But this guy paa…who did he think he was dealing with? If I was a Johnny or Janet Just Come, he would have had my address, email, birthday, bank account number and last 4 digits of my social within minutes. But I have been in America too long o! I’m unswindle-able. That, coupled with being raised by a Master Swindler mother, has left me near impervious to the swindle game. No please, you can’t get me.
But for ALL my confidence in my Swindle Repellent abilities I slipped up somewhere along the line and I know exactly when and where it happened.
On a visit to my local health and nutrition store, I went to pick up some liquid B-12. I decided I wanted a different brand and did an exchange on the same visit. A middle-aged, pudgy white woman decorated in moonstones and 50 different piercings asked me to write my name and phone number on the top of the receipt. It was an odd request, but I did it anyway. Maybe this was some return procedure. Whatever. I even joked with her.
“Don’t go selling my number now,” I smiled.
She looked at me like a deer who had found itself ensnared in a bramble patch and said, “What? Oh no! This is going straight to the corporate office!”
2 weeks later, I started getting these weird calls. Humph.
The point of this whole story is this: Be on your guard. Don’t give anybody anything. If you have brown eyes, tell the enquirer that your eyes are blue. You can’t trust nobody out here these days…not even the old lady selling peppermint oil and pure honey sticks.
Are you a swindler? Do you have 419 tricks up your sleeve? Why don’t you confess your sins and your crimes here? We may judge you…but it won’t be anything less than you deserve.
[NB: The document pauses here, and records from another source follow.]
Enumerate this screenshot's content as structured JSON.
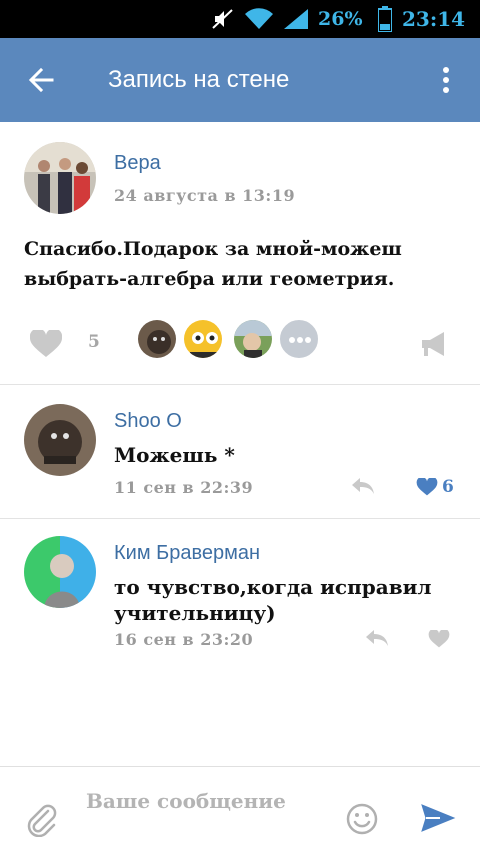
{
  "status_bar": {
    "battery": "26%",
    "time": "23:14"
  },
  "app_bar": {
    "title": "Запись на стене"
  },
  "post": {
    "author": "Вера",
    "date": "24 августа в 13:19",
    "text": "Спасибо.Подарок за мной-можеш выбрать-алгебра или геометрия.",
    "likes_count": "5"
  },
  "comments": [
    {
      "author": "Shoo O",
      "text": "Можешь *",
      "date": "11 сен в 22:39",
      "likes_count": "6",
      "liked": true
    },
    {
      "author": "Ким Браверман",
      "text": "то чувство,когда исправил учительницу)",
      "date": "16 сен в 23:20",
      "likes_count": "",
      "liked": false
    }
  ],
  "input": {
    "placeholder": "Ваше сообщение"
  },
  "colors": {
    "app_bar": "#5b88bd",
    "link": "#3d6ea3",
    "like_active": "#4a7fc1",
    "muted": "#9a9a9a"
  }
}
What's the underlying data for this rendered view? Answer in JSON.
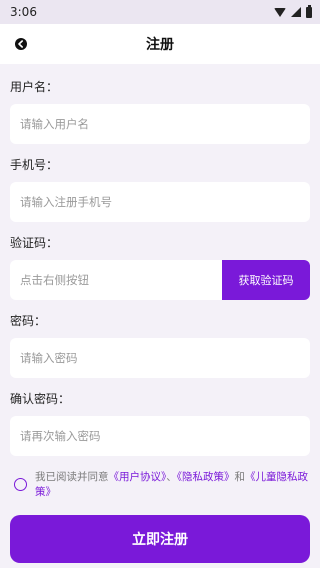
{
  "status_bar": {
    "time": "3:06"
  },
  "header": {
    "title": "注册"
  },
  "form": {
    "username": {
      "label": "用户名：",
      "placeholder": "请输入用户名"
    },
    "phone": {
      "label": "手机号：",
      "placeholder": "请输入注册手机号"
    },
    "code": {
      "label": "验证码：",
      "placeholder": "点击右侧按钮",
      "button": "获取验证码"
    },
    "password": {
      "label": "密码：",
      "placeholder": "请输入密码"
    },
    "confirm": {
      "label": "确认密码：",
      "placeholder": "请再次输入密码"
    }
  },
  "agreement": {
    "prefix": "我已阅读并同意",
    "user_agreement": "《用户协议》",
    "sep1": "、",
    "privacy": "《隐私政策》",
    "and": "和",
    "children_privacy": "《儿童隐私政策》"
  },
  "submit_label": "立即注册",
  "colors": {
    "accent": "#7a19d9",
    "background": "#f4f1f8"
  }
}
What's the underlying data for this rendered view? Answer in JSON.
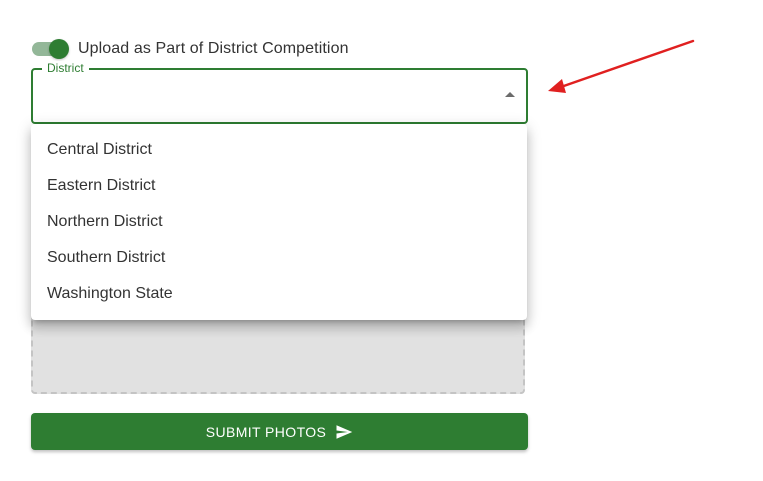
{
  "toggle": {
    "label": "Upload as Part of District Competition",
    "checked": true
  },
  "district_select": {
    "legend": "District",
    "value": ""
  },
  "district_menu": {
    "options": [
      "Central District",
      "Eastern District",
      "Northern District",
      "Southern District",
      "Washington State"
    ]
  },
  "submit": {
    "label": "SUBMIT PHOTOS",
    "icon": "send-icon"
  },
  "colors": {
    "primary": "#2e7d32",
    "toggle_track": "#93b798",
    "annotation": "#e02020",
    "dropzone_bg": "#e1e1e1"
  }
}
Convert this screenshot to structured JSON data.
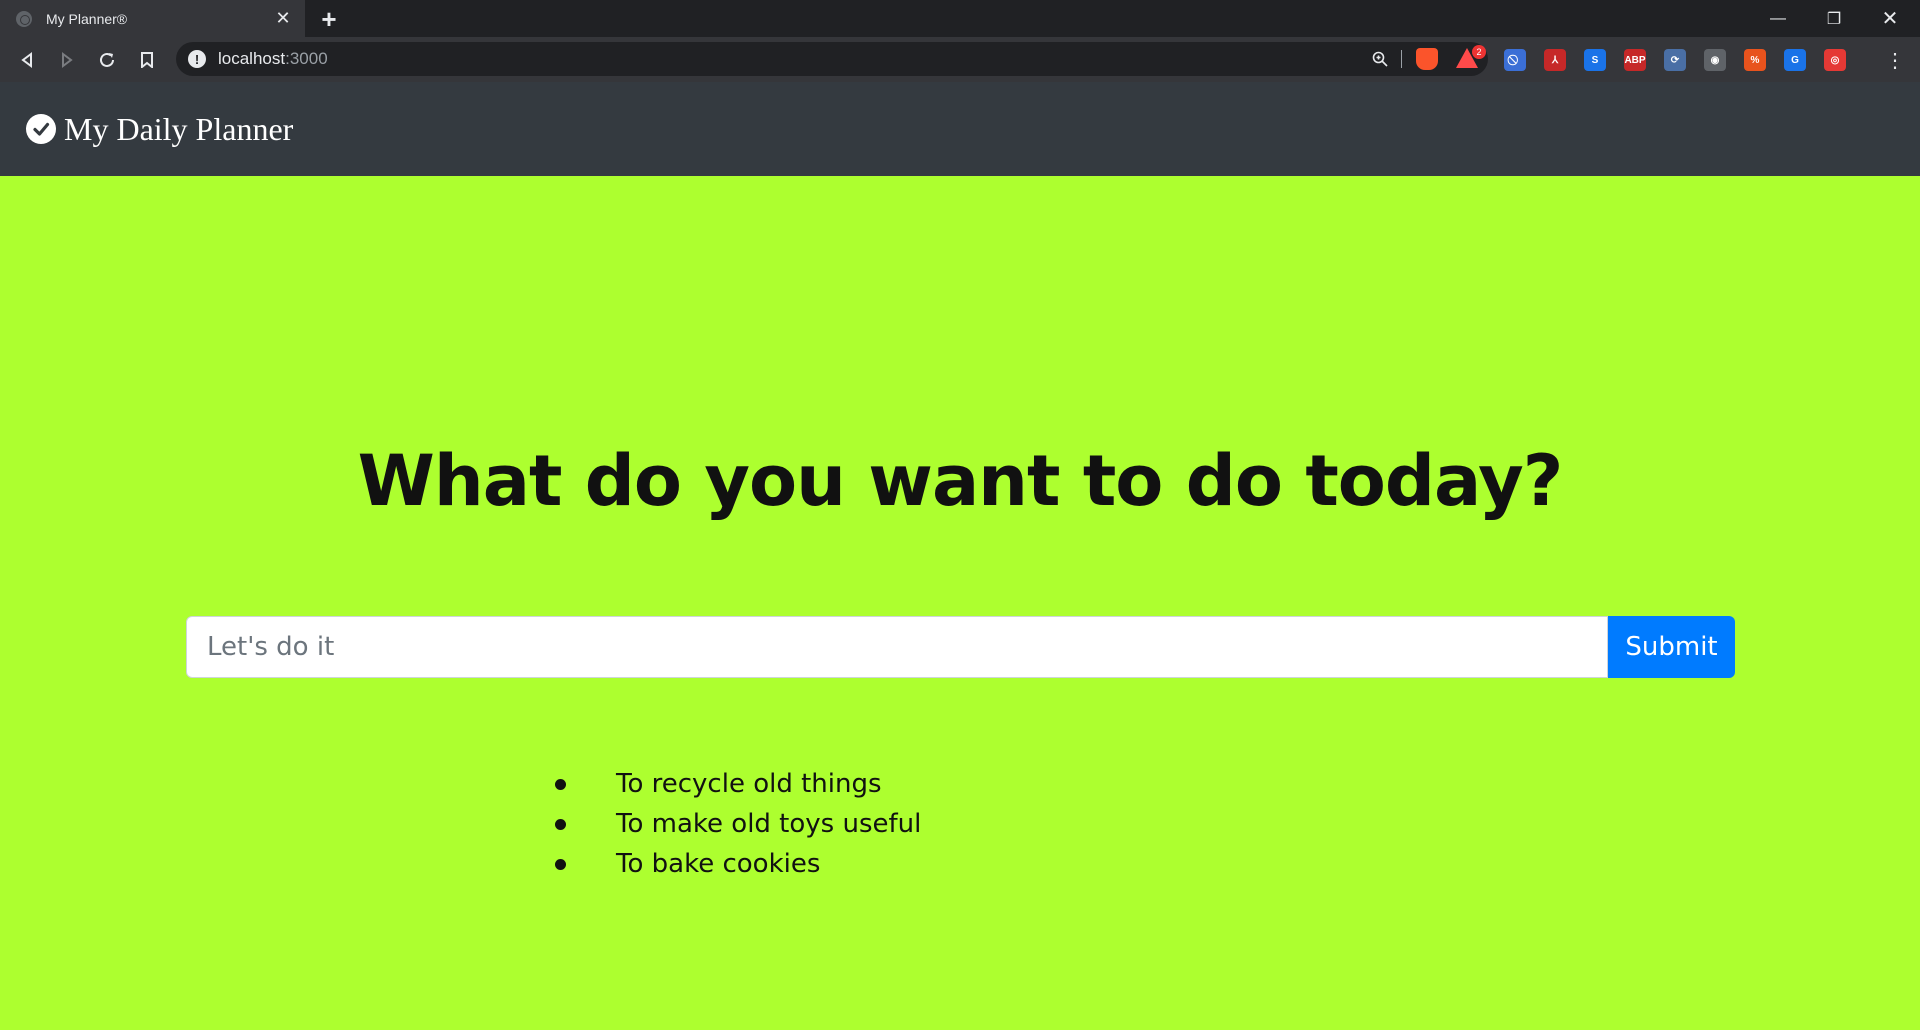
{
  "browser": {
    "tab": {
      "title": "My Planner®",
      "close": "✕"
    },
    "new_tab": "+",
    "window_controls": {
      "minimize": "—",
      "maximize": "❐",
      "close": "✕"
    },
    "address": {
      "host": "localhost",
      "port": ":3000"
    },
    "rewards_badge": "2",
    "extensions": [
      {
        "name": "block-icon",
        "color": "#3b6fd6",
        "glyph": "⃠"
      },
      {
        "name": "pdf-icon",
        "color": "#c62828",
        "glyph": "⅄"
      },
      {
        "name": "s-extension-icon",
        "color": "#1a73e8",
        "glyph": "S"
      },
      {
        "name": "adblock-plus-icon",
        "color": "#c62828",
        "glyph": "ABP"
      },
      {
        "name": "sync-icon",
        "color": "#4a6fa5",
        "glyph": "⟳"
      },
      {
        "name": "camera-icon",
        "color": "#5f6368",
        "glyph": "◉"
      },
      {
        "name": "percent-icon",
        "color": "#e8531d",
        "glyph": "%"
      },
      {
        "name": "translate-icon",
        "color": "#1a73e8",
        "glyph": "G"
      },
      {
        "name": "notification-icon",
        "color": "#e53935",
        "glyph": "◎"
      }
    ],
    "menu": "⋮"
  },
  "app": {
    "brand": "My Daily Planner",
    "heading": "What do you want to do today?",
    "input": {
      "placeholder": "Let's do it",
      "value": ""
    },
    "submit_label": "Submit",
    "todos": [
      "To recycle old things",
      "To make old toys useful",
      "To bake cookies"
    ]
  },
  "colors": {
    "page_bg": "#adff2f",
    "navbar_bg": "#343a40",
    "button_bg": "#007bff"
  }
}
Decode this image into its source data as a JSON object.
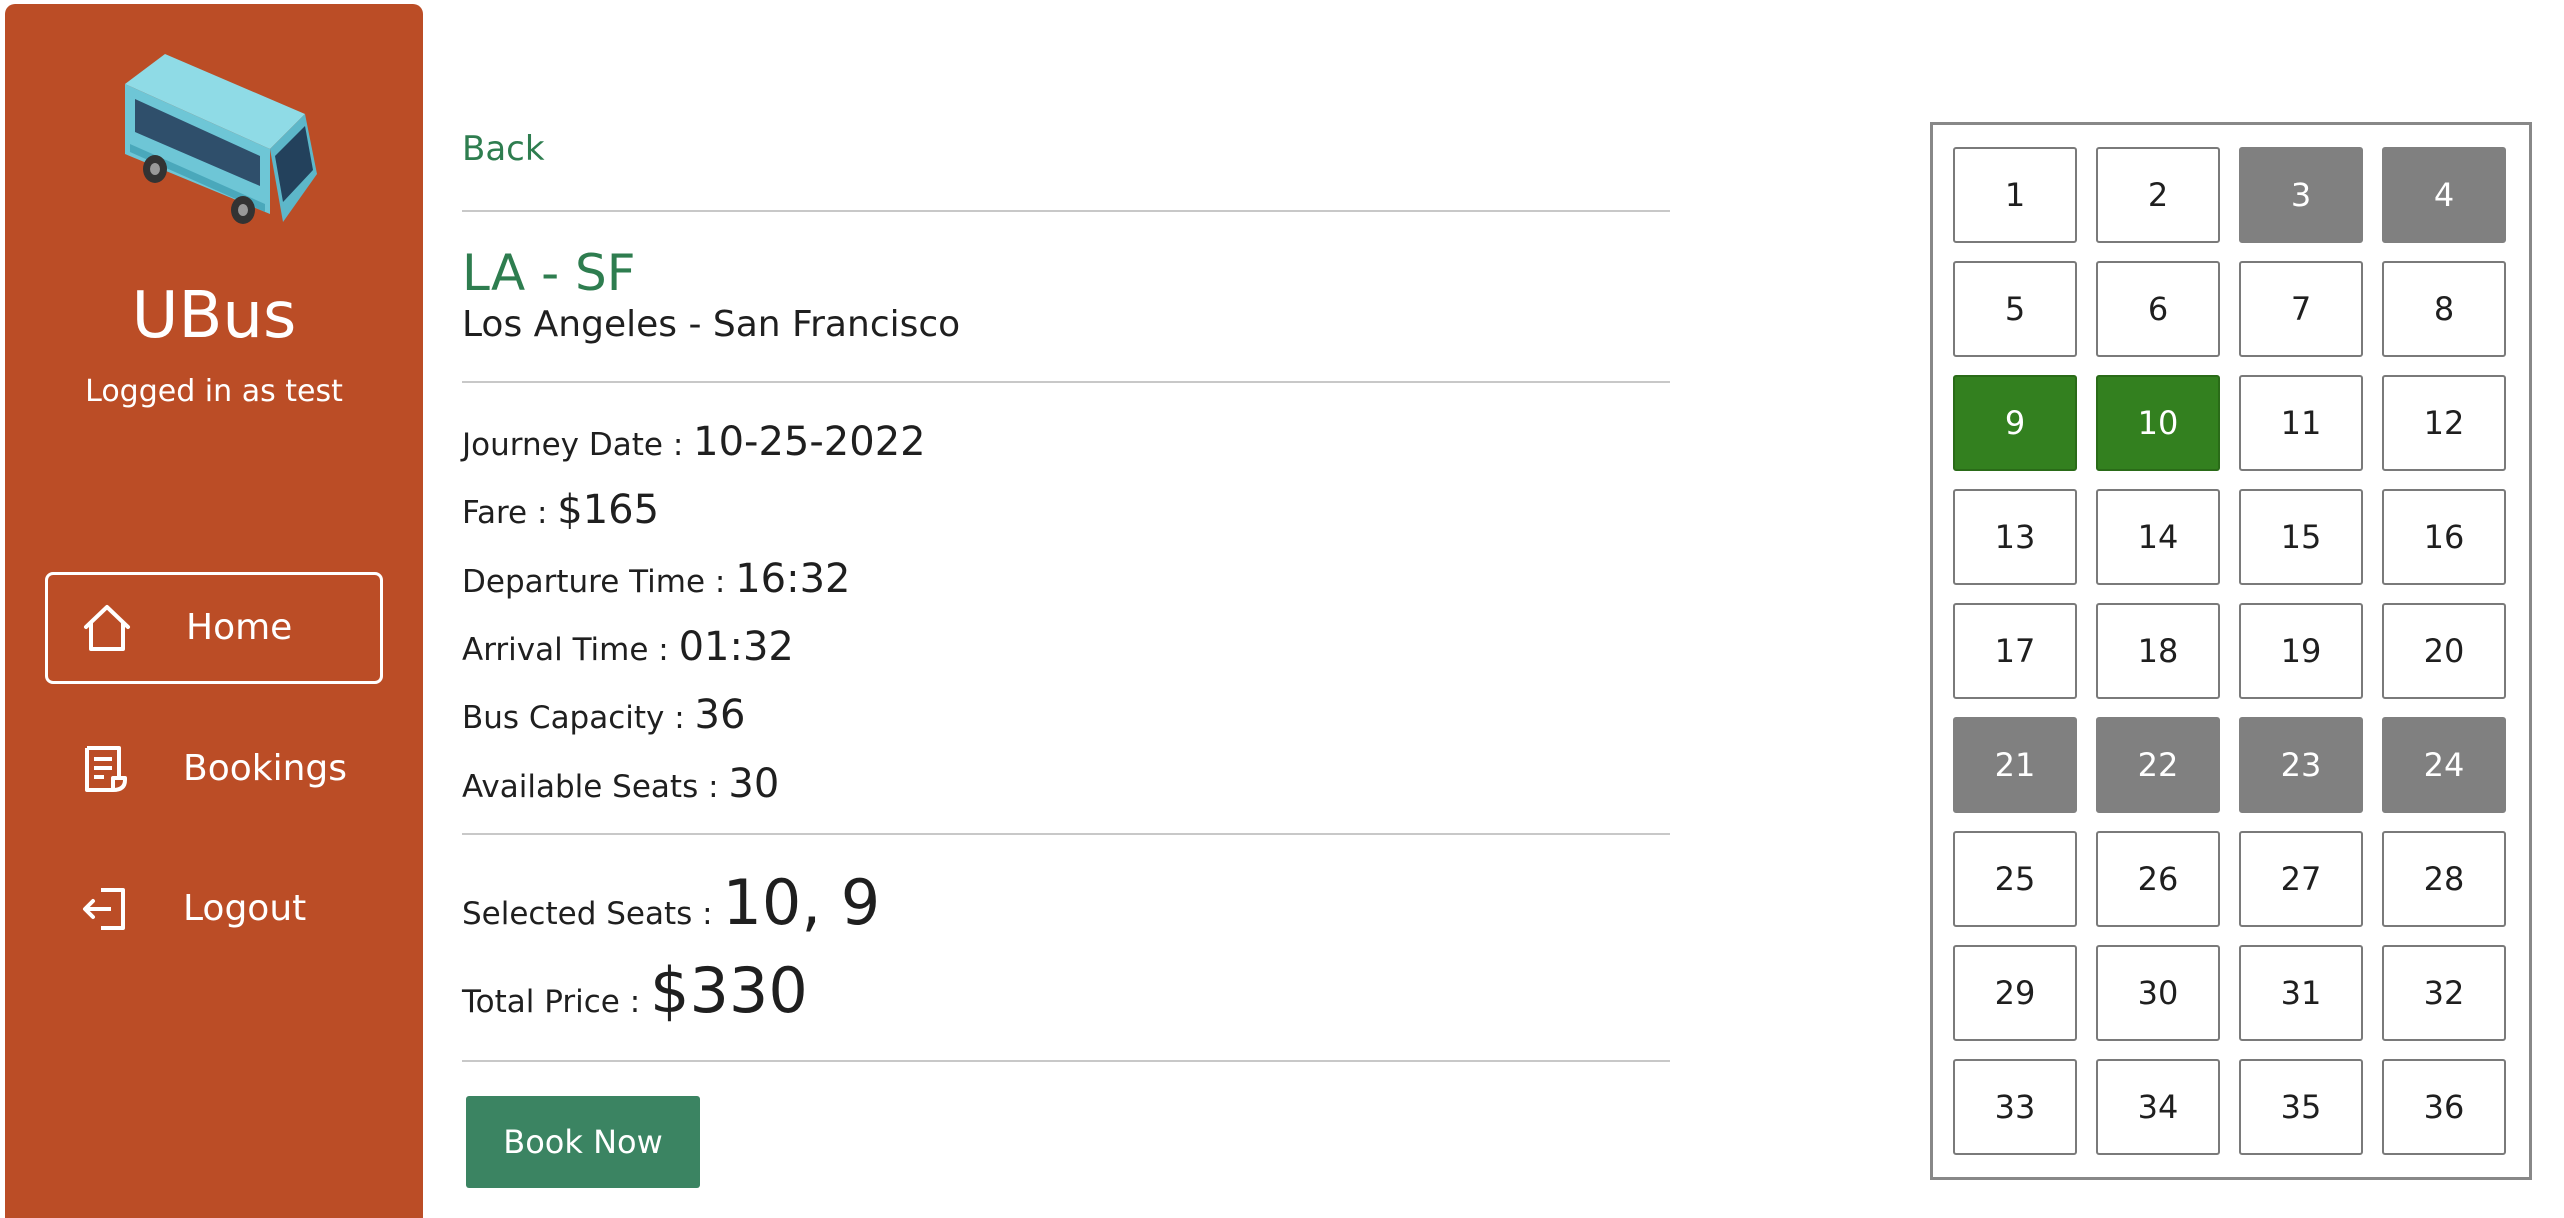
{
  "sidebar": {
    "app_name": "UBus",
    "logged_in": "Logged in as test",
    "nav": [
      {
        "label": "Home",
        "icon": "home-icon",
        "active": true
      },
      {
        "label": "Bookings",
        "icon": "receipt-icon",
        "active": false
      },
      {
        "label": "Logout",
        "icon": "logout-icon",
        "active": false
      }
    ]
  },
  "main": {
    "back_label": "Back",
    "route_code": "LA - SF",
    "route_name": "Los Angeles - San Francisco",
    "info": [
      {
        "label": "Journey Date : ",
        "value": "10-25-2022"
      },
      {
        "label": "Fare : ",
        "value": "$165"
      },
      {
        "label": "Departure Time : ",
        "value": "16:32"
      },
      {
        "label": "Arrival Time : ",
        "value": "01:32"
      },
      {
        "label": "Bus Capacity : ",
        "value": "36"
      },
      {
        "label": "Available Seats : ",
        "value": "30"
      }
    ],
    "summary": [
      {
        "label": "Selected Seats : ",
        "value": "10, 9"
      },
      {
        "label": "Total Price : ",
        "value": "$330"
      }
    ],
    "book_button": "Book Now"
  },
  "seats": {
    "total": 36,
    "booked": [
      3,
      4,
      21,
      22,
      23,
      24
    ],
    "selected": [
      9,
      10
    ]
  },
  "colors": {
    "sidebar": "#bb4d26",
    "accent_green": "#2e7d4f",
    "book_button": "#3b8462",
    "seat_booked": "#808080",
    "seat_selected": "#33801f"
  }
}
Oh! And if you get a call from 876-505-4314, they probably don’t have a check for you. Just a friendly word of cautionary advise.